* _ACTIVITY_
Which lines below mention "True"? Pick each one out.

#####

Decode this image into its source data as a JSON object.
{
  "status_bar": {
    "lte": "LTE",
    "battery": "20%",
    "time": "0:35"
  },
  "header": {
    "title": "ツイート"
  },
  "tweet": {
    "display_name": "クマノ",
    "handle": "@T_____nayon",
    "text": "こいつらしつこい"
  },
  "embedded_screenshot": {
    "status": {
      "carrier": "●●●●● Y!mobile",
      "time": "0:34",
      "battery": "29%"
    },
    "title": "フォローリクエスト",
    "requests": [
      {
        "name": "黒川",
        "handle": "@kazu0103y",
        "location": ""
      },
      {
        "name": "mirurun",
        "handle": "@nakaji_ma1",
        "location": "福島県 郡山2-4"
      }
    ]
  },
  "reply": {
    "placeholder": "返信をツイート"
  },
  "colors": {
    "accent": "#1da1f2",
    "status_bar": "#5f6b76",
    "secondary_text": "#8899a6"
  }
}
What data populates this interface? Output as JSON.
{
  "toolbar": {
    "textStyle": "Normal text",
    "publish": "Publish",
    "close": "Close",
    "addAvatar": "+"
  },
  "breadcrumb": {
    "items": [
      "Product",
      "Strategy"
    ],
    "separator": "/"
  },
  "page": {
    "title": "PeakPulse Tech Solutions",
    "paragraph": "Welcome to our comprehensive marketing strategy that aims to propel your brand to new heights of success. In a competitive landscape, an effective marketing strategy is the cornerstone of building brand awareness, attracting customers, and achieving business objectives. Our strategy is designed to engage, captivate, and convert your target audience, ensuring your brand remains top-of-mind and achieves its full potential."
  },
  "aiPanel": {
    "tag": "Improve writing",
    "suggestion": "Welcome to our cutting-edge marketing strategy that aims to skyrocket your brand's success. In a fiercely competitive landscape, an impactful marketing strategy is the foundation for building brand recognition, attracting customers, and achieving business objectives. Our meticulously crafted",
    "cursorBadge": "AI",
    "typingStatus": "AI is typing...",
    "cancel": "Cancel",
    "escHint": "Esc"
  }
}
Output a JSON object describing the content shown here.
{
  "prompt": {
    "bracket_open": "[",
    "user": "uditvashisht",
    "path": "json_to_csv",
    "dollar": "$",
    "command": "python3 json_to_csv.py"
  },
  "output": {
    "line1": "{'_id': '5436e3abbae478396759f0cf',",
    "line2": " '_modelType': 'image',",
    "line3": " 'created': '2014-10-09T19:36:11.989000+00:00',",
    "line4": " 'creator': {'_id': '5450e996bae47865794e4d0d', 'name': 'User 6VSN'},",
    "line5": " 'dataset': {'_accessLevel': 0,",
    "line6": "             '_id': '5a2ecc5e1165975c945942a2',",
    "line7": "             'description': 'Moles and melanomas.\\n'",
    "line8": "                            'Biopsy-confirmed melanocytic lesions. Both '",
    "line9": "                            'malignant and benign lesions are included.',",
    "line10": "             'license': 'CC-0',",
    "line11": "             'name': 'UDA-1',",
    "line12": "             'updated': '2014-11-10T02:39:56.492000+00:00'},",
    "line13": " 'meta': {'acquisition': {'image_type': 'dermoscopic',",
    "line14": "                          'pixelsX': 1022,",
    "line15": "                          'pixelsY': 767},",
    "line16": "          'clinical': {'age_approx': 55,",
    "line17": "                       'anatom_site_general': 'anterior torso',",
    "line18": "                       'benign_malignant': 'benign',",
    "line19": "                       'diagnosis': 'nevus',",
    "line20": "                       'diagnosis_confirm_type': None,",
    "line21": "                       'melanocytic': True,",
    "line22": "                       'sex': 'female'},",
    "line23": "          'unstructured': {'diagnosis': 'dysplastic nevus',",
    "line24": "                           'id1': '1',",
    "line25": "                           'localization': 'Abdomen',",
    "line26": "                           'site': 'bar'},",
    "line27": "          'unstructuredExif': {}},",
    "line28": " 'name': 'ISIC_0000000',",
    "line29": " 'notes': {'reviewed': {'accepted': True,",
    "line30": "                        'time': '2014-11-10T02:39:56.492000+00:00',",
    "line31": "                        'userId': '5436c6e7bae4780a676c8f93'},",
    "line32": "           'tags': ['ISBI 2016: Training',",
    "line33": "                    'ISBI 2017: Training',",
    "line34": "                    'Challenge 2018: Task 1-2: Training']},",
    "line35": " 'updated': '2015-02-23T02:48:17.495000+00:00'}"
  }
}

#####

* _ANSWER FOR THE TASK_
    "line21": "                       'melanocytic': True,",
    "line29": " 'notes': {'reviewed': {'accepted': True,",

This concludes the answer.